This plan has no substance, because it isn't workable in the real world, with our limited resources. The people who have proposed this plan are smart, well informed people -- they knew before they proposed it that it's unworkable. They also know it plays well to the emotions of those intentionally uninformed people who are fired up over this issue, but trust others to do their thinking for them. This is just another empty talking point for politicians to shout from the stumps from now until November. Sadly, the real plan (winning votes) behind their proposal will probably be quite successful.
3. Guest workers -- The idea behind this plan is basically to pander to pro-slavery employers who don't want to share the profits with the people who break their backs creating the profits because it's easier to exploit people who are afraid of being rounded up and deported. This is the unwritten law we've been living by, all along -- if it was working, we wouldn't be discussing this issue. The goal here isn't to fix the problem, it's to block us, through legislation, from solving the problem.
This is just legitimizing the exploitation and enslavement of undocumented workers - or, if you prefer analogies, it's like passing a law to allow "selective population control" in the park, between dusk and dawn, so the town can say it no longer has a "serial killer" murdering blondes in the park, at night.
4. Path to legitimacy. -- The idea, here, is that a percentage of undocumented workers will desire the benefits of legal citizenship and will shift to the legitimate workforce. Once shifted, they're less easily exploited and instead of forcing you and I to compete with them at their slave-wage level, they'll start competing with us at our legitimate-wage level. In theory, that's a really great plan and I'd love to get behind this one.
Unfortunately, the plan, while well intentioned, is short sighted and naive. Those who make the shift won't be duking it out with us for those jobs. They'll be as cut out of competition for those jobs as we are because new, easily exploited undocumented workers will continue to replace them, in the workforce. No "documented" worker, whether natural born citizen or naturalized citizen, will be in the running for those jobs.
Hey, I have a novel idea! Let's try enforcing existing labor, wage and anti-slavory laws so it's NOT so simple for employers to exploit immigrant workers and cut natural born & naturalized citizens out of the workforce!
Slavery is already illegal. We banned it with the 13th ammendment of our constitution. It's not illegal to BE a slave. It's illegal to buy, sell, trade or own them. So, instead of rounding up the slaves and flogging them for being slaves, shouldn't we be going after the employers who hold "undocumented workers" in so-called "debt bondage?"

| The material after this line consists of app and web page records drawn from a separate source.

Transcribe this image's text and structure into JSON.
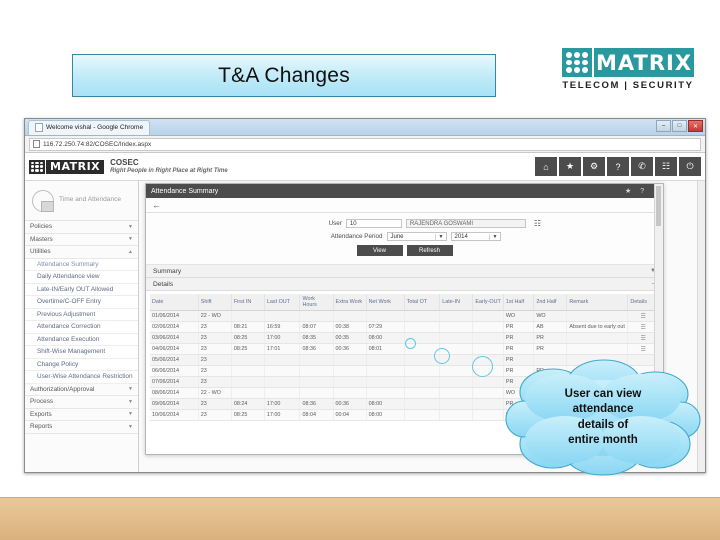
{
  "slide": {
    "title": "T&A Changes",
    "logo": {
      "word": "MATRIX",
      "tagline": "TELECOM | SECURITY",
      "color": "#2a999f"
    }
  },
  "browser": {
    "tab_title": "Welcome vishal - Google Chrome",
    "url": "116.72.250.74:82/COSEC/Index.aspx",
    "window_controls": [
      {
        "name": "minimize",
        "glyph": "–"
      },
      {
        "name": "maximize",
        "glyph": "□"
      },
      {
        "name": "close",
        "glyph": "✕"
      }
    ]
  },
  "app": {
    "logo_word": "MATRIX",
    "product": "COSEC",
    "tagline": "Right People in Right Place at Right Time",
    "toolbar": [
      {
        "name": "home-icon",
        "glyph": "⌂"
      },
      {
        "name": "star-icon",
        "glyph": "★"
      },
      {
        "name": "gear-icon",
        "glyph": "⚙"
      },
      {
        "name": "help-icon",
        "glyph": "?"
      },
      {
        "name": "phone-icon",
        "glyph": "✆"
      },
      {
        "name": "apps-icon",
        "glyph": "☷"
      },
      {
        "name": "power-icon",
        "glyph": "⏻"
      }
    ]
  },
  "sidebar": {
    "module": "Time and Attendance",
    "module_icon": "clock-calendar-icon",
    "groups": [
      {
        "label": "Policies",
        "expanded": false
      },
      {
        "label": "Masters",
        "expanded": false
      },
      {
        "label": "Utilities",
        "expanded": true
      }
    ],
    "items": [
      "Attendance Summary",
      "Daily Attendance view",
      "Late-IN/Early OUT Allowed",
      "Overtime/C-OFF Entry",
      "Previous Adjustment",
      "Attendance Correction",
      "Attendance Execution",
      "Shift-Wise Management",
      "Change Policy",
      "User-Wise Attendance Restriction"
    ],
    "groups_after": [
      {
        "label": "Authorization/Approval",
        "expanded": false
      },
      {
        "label": "Process",
        "expanded": false
      },
      {
        "label": "Exports",
        "expanded": false
      },
      {
        "label": "Reports",
        "expanded": false
      }
    ]
  },
  "dialog": {
    "title": "Attendance Summary",
    "title_actions": [
      {
        "name": "favorite-icon",
        "glyph": "★"
      },
      {
        "name": "help-icon",
        "glyph": "?"
      },
      {
        "name": "close-icon",
        "glyph": "✕"
      }
    ],
    "back_icon": "←",
    "filters": {
      "user_label": "User",
      "user_id": "10",
      "user_name": "RAJENDRA GOSWAMI",
      "picker_icon": "Ὕ0",
      "period_label": "Attendance Period",
      "period_month": "June",
      "period_year": "2014",
      "view_button": "View",
      "refresh_button": "Refresh"
    },
    "sections": [
      {
        "label": "Summary",
        "expanded": false
      },
      {
        "label": "Details",
        "expanded": true
      }
    ],
    "table": {
      "columns": [
        "Date",
        "Shift",
        "First IN",
        "Last OUT",
        "Work Hours",
        "Extra Work",
        "Net Work",
        "Total OT",
        "Late-IN",
        "Early-OUT",
        "1st Half",
        "2nd Half",
        "Remark",
        "Details"
      ],
      "rows": [
        [
          "01/06/2014",
          "22 - WO",
          "",
          "",
          "",
          "",
          "",
          "",
          "",
          "",
          "WO",
          "WO",
          "",
          "☰"
        ],
        [
          "02/06/2014",
          "23",
          "08:21",
          "16:59",
          "08:07",
          "00:38",
          "07:29",
          "",
          "",
          "",
          "PR",
          "AB",
          "Absent due to early out",
          "☰"
        ],
        [
          "03/06/2014",
          "23",
          "08:25",
          "17:00",
          "08:35",
          "00:35",
          "08:00",
          "",
          "",
          "",
          "PR",
          "PR",
          "",
          "☰"
        ],
        [
          "04/06/2014",
          "23",
          "08:25",
          "17:01",
          "08:36",
          "00:36",
          "08:01",
          "",
          "",
          "",
          "PR",
          "PR",
          "",
          "☰"
        ],
        [
          "05/06/2014",
          "23",
          "",
          "",
          "",
          "",
          "",
          "",
          "",
          "",
          "PR",
          "",
          "",
          ""
        ],
        [
          "06/06/2014",
          "23",
          "",
          "",
          "",
          "",
          "",
          "",
          "",
          "",
          "PR",
          "PR",
          "",
          ""
        ],
        [
          "07/06/2014",
          "23",
          "",
          "",
          "",
          "",
          "",
          "",
          "",
          "",
          "PR",
          "PR",
          "",
          ""
        ],
        [
          "08/06/2014",
          "22 - WO",
          "",
          "",
          "",
          "",
          "",
          "",
          "",
          "",
          "WO",
          "WO",
          "",
          ""
        ],
        [
          "09/06/2014",
          "23",
          "08:24",
          "17:00",
          "08:36",
          "00:36",
          "08:00",
          "",
          "",
          "",
          "PR",
          "PR",
          "",
          ""
        ],
        [
          "10/06/2014",
          "23",
          "08:25",
          "17:00",
          "08:04",
          "00:04",
          "08:00",
          "",
          "",
          "",
          "PR",
          "PR",
          "",
          ""
        ]
      ]
    }
  },
  "callout": {
    "lines": [
      "User can view",
      "attendance",
      "details of",
      "entire month"
    ],
    "fill": "#a8e3f7",
    "stroke": "#3fa9c9"
  }
}
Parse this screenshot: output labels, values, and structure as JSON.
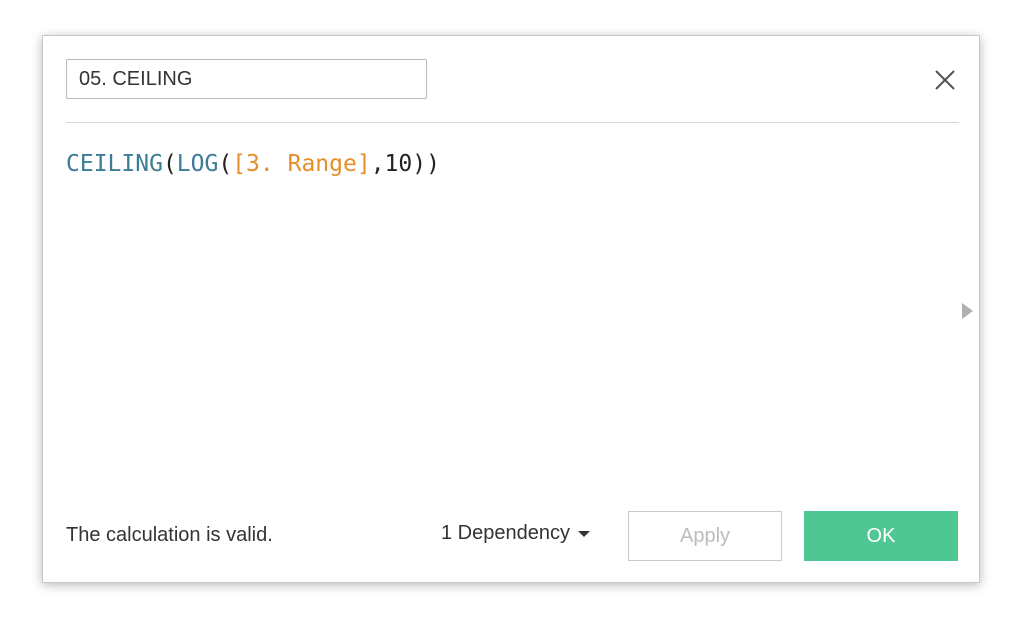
{
  "dialog": {
    "calc_name": "05. CEILING",
    "close_icon": "close-icon",
    "formula": {
      "fn1": "CEILING",
      "p1": "(",
      "fn2": "LOG",
      "p2": "(",
      "field": "[3. Range]",
      "comma": ",",
      "num": "10",
      "p3": "))"
    },
    "side_panel_icon": "expand-arrow-icon",
    "status": "The calculation is valid.",
    "dependency_label": "1 Dependency",
    "apply_label": "Apply",
    "ok_label": "OK"
  },
  "colors": {
    "function": "#3d7c96",
    "field": "#e58e2b",
    "ok_button": "#4fc792"
  }
}
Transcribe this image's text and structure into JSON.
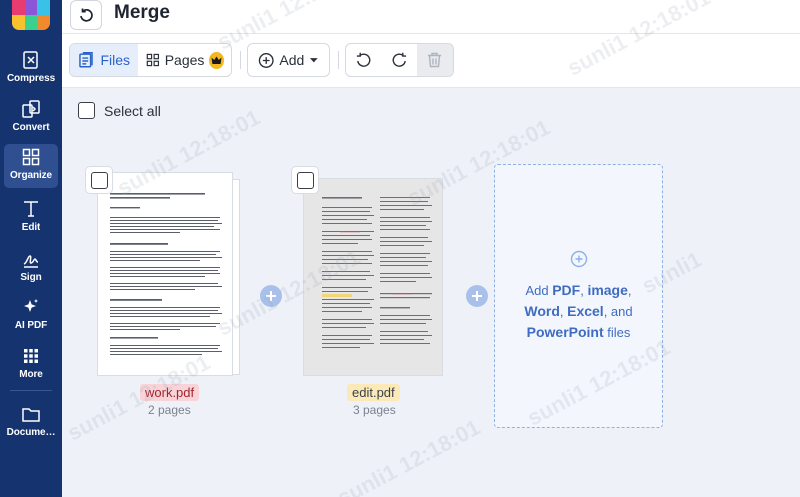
{
  "colors": {
    "sidebar_bg": "#15336e",
    "accent": "#2a62c9",
    "work_tag_bg": "#f8d4d8",
    "edit_tag_bg": "#fbeab8",
    "crown": "#f3b81f",
    "logo": [
      "#e83b6f",
      "#8b56d8",
      "#39c1e8",
      "#f6c22d",
      "#3ad08d",
      "#f08a2c"
    ]
  },
  "sidebar": {
    "items": [
      {
        "label": "Compress",
        "icon": "compress-icon"
      },
      {
        "label": "Convert",
        "icon": "convert-icon"
      },
      {
        "label": "Organize",
        "icon": "organize-icon",
        "active": true
      },
      {
        "label": "Edit",
        "icon": "edit-icon"
      },
      {
        "label": "Sign",
        "icon": "sign-icon"
      },
      {
        "label": "AI PDF",
        "icon": "ai-sparkle-icon"
      },
      {
        "label": "More",
        "icon": "more-grid-icon"
      },
      {
        "label": "Docume…",
        "icon": "folder-icon"
      }
    ]
  },
  "header": {
    "title": "Merge",
    "back_icon": "undo-arrow-icon"
  },
  "toolbar": {
    "files_label": "Files",
    "pages_label": "Pages",
    "add_label": "Add",
    "view_mode_selected": "Files"
  },
  "workspace": {
    "select_all_label": "Select all",
    "files": [
      {
        "name": "work.pdf",
        "pages": "2 pages"
      },
      {
        "name": "edit.pdf",
        "pages": "3 pages"
      }
    ],
    "drop_zone": {
      "t1": "Add ",
      "pdf": "PDF",
      "t2": ", ",
      "image": "image",
      "t3": ",",
      "word": "Word",
      "t4": ", ",
      "excel": "Excel",
      "t5": ", and",
      "ppt": "PowerPoint",
      "t6": " files"
    }
  },
  "watermark": {
    "user": "sunli1",
    "time": "12:18:01"
  }
}
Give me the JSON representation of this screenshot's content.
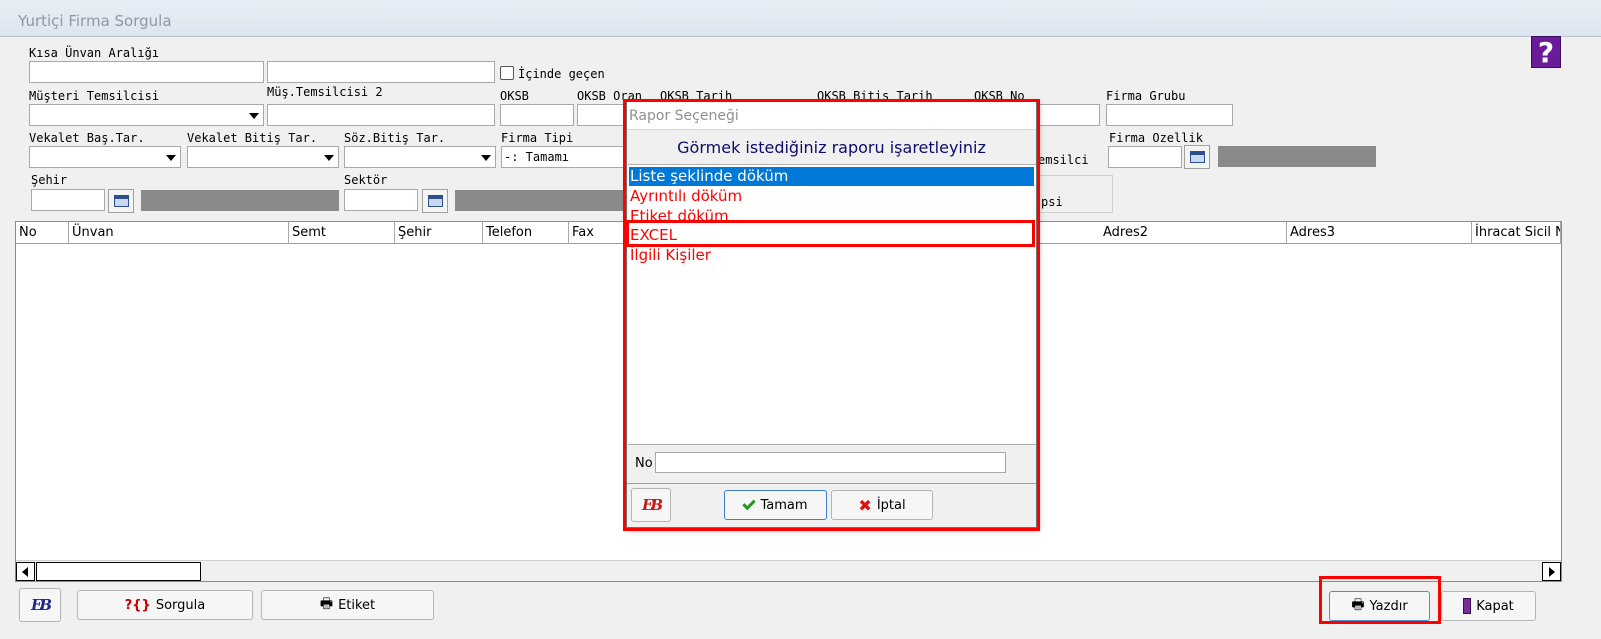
{
  "window": {
    "title": "Yurtiçi Firma Sorgula"
  },
  "help_icon": "?",
  "form": {
    "kisa_unvan_label": "Kısa Ünvan Aralığı",
    "icinde_gecen_label": "İçinde geçen",
    "musteri_temsilcisi_label": "Müşteri Temsilcisi",
    "mus_temsilcisi2_label": "Müş.Temsilcisi 2",
    "oksb_label": "OKSB",
    "oksb_oran_label": "OKSB Oran",
    "oksb_tarih_label": "OKSB Tarih",
    "oksb_bitis_tarih_label": "OKSB Bitiş Tarih",
    "oksb_no_label": "OKSB No",
    "firma_grubu_label": "Firma Grubu",
    "vekalet_bas_label": "Vekalet  Baş.Tar.",
    "vekalet_bitis_label": "Vekalet Bitiş Tar.",
    "soz_bitis_label": "Söz.Bitiş Tar.",
    "firma_tipi_label": "Firma Tipi",
    "firma_tipi_value": "-: Tamamı",
    "emsilci_fragment": "emsilci",
    "firma_ozellik_label": "Firma Ozellik",
    "sehir_label": "Şehir",
    "sektor_label": "Sektör",
    "psi_fragment": "psi"
  },
  "grid": {
    "columns": [
      "No",
      "Ünvan",
      "Semt",
      "Şehir",
      "Telefon",
      "Fax",
      "Adres2",
      "Adres3",
      "İhracat Sicil No"
    ]
  },
  "toolbar": {
    "sorgula_label": "Sorgula",
    "etiket_label": "Etiket",
    "yazdir_label": "Yazdır",
    "kapat_label": "Kapat",
    "logo_text": "EB"
  },
  "dialog": {
    "title": "Rapor Seçeneği",
    "heading": "Görmek istediğiniz raporu işaretleyiniz",
    "options": [
      "Liste şeklinde döküm",
      "Ayrıntılı döküm",
      "Etiket döküm",
      "EXCEL",
      "İlgili Kişiler"
    ],
    "selected_index": 0,
    "no_label": "No",
    "tamam_label": "Tamam",
    "iptal_label": "İptal",
    "logo_text": "EB"
  },
  "colors": {
    "highlight": "#ff0000",
    "selection": "#0078d7",
    "heading": "#0c0c6a"
  }
}
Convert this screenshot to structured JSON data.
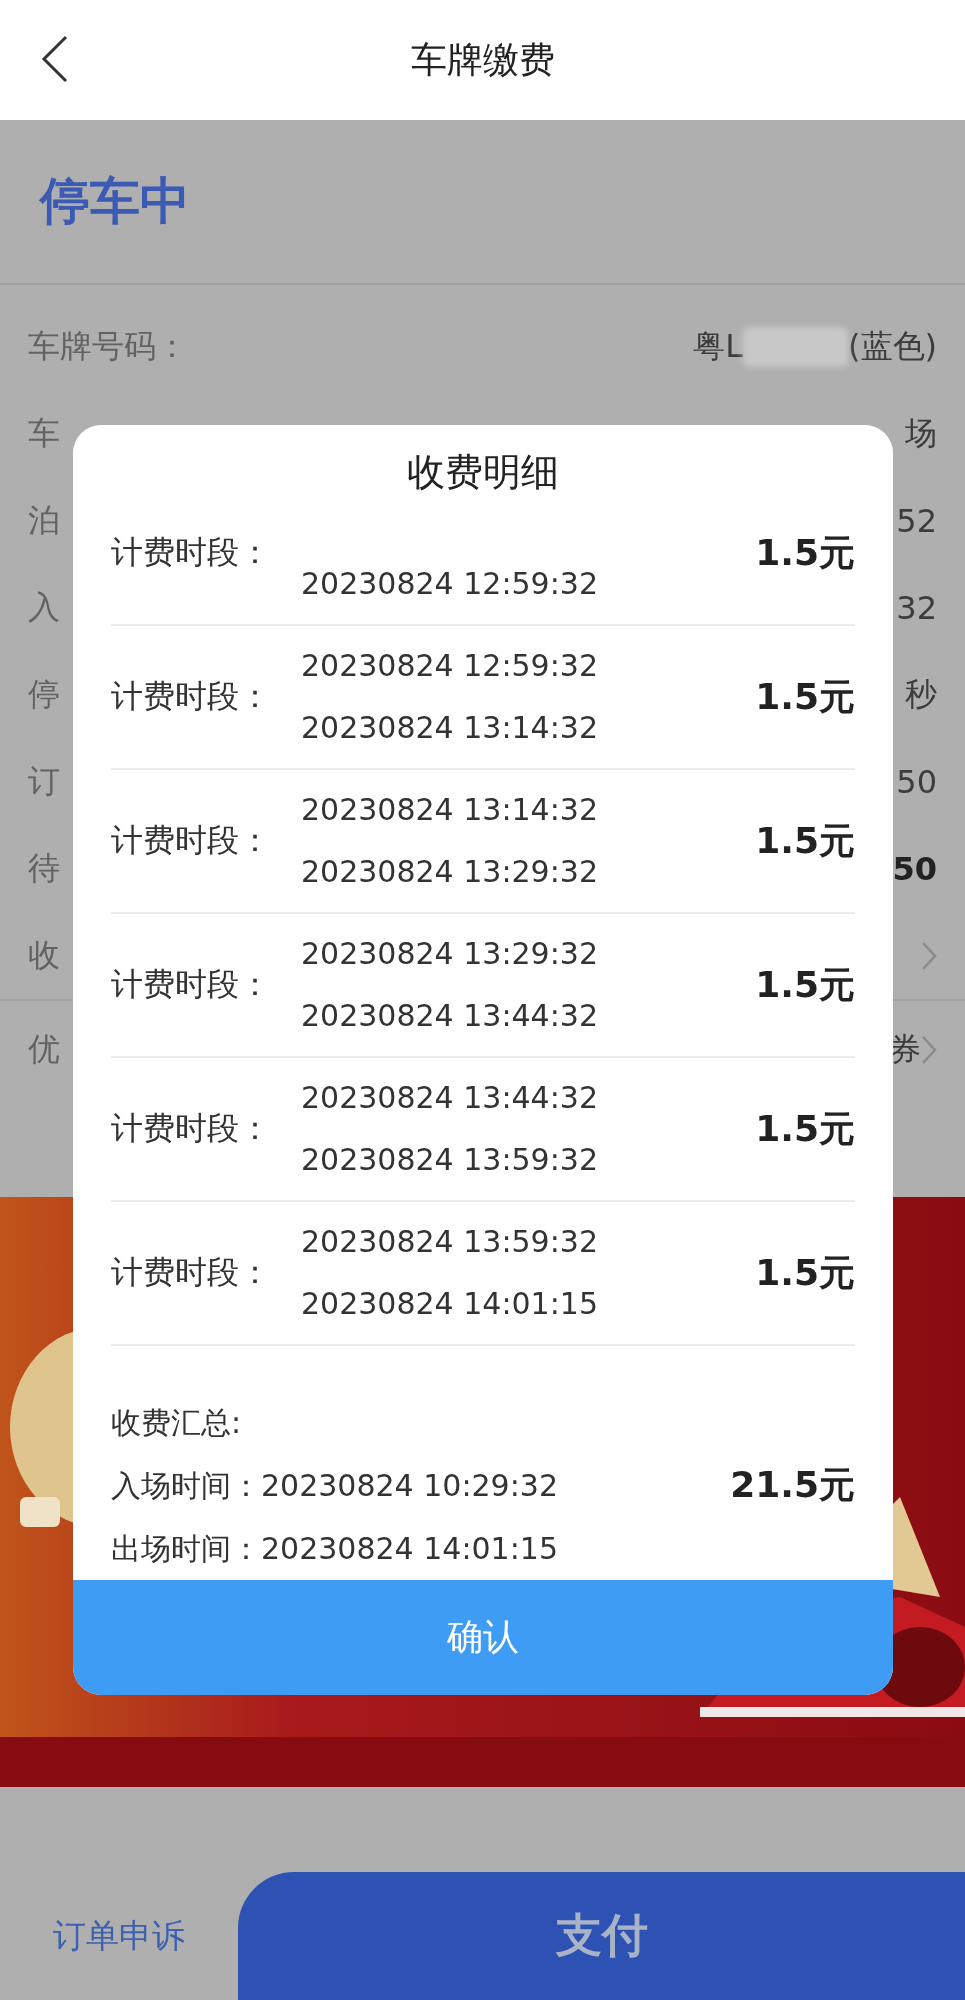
{
  "header": {
    "title": "车牌缴费"
  },
  "status": "停车中",
  "details": [
    {
      "kind": "plate",
      "label": "车牌号码：",
      "prefix": "粤L",
      "suffix": "(蓝色)"
    },
    {
      "kind": "text",
      "label": "车",
      "value": "场"
    },
    {
      "kind": "text",
      "label": "泊",
      "value": "52"
    },
    {
      "kind": "text",
      "label": "入",
      "value": "32"
    },
    {
      "kind": "text",
      "label": "停",
      "value": "秒"
    },
    {
      "kind": "text",
      "label": "订",
      "value": "50"
    },
    {
      "kind": "bold",
      "label": "待",
      "value": "50"
    },
    {
      "kind": "link",
      "label": "收"
    }
  ],
  "coupon": {
    "label": "优",
    "value": "券"
  },
  "modal": {
    "title": "收费明细",
    "periods": [
      {
        "label": "计费时段：",
        "end": "20230824 12:59:32",
        "amount": "1.5元"
      },
      {
        "label": "计费时段：",
        "start": "20230824 12:59:32",
        "end": "20230824 13:14:32",
        "amount": "1.5元"
      },
      {
        "label": "计费时段：",
        "start": "20230824 13:14:32",
        "end": "20230824 13:29:32",
        "amount": "1.5元"
      },
      {
        "label": "计费时段：",
        "start": "20230824 13:29:32",
        "end": "20230824 13:44:32",
        "amount": "1.5元"
      },
      {
        "label": "计费时段：",
        "start": "20230824 13:44:32",
        "end": "20230824 13:59:32",
        "amount": "1.5元"
      },
      {
        "label": "计费时段：",
        "start": "20230824 13:59:32",
        "end": "20230824 14:01:15",
        "amount": "1.5元"
      }
    ],
    "summary": {
      "title": "收费汇总:",
      "entry": "入场时间：20230824 10:29:32",
      "exit": "出场时间：20230824 14:01:15",
      "total": "21.5元"
    },
    "confirm": "确认"
  },
  "footer": {
    "appeal": "订单申诉",
    "pay": "支付"
  }
}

Paying workers "undocumented wages," paying less than the minimum wage, failure to match social security contributions and failure to pay workman's comp are already illegal. The local grocery store would NEVER get by with paying natural born U.S. citizens less than minimum wage, in cash, under the table. So, why are some employers given a pass when they do the same with undocumented workers? Hmm?
Hiring "undocumented workers" is illegal. Period. It doesn't matter what an employer pays them, how an employer pays them or why an employer hired them or even whether you or I like that this is the law. It does matter whether the law is enforced on more than just the occasional prominent household's hiring of a single undocumented babysitter or handyman. There are MILLIONS of undocumented workers -- and that they're called undocumented workers means each of them works SOMEwhere, which means SOMEone hired them.
Now, about our vanishing manufacturing industry and those overseas sweatshops....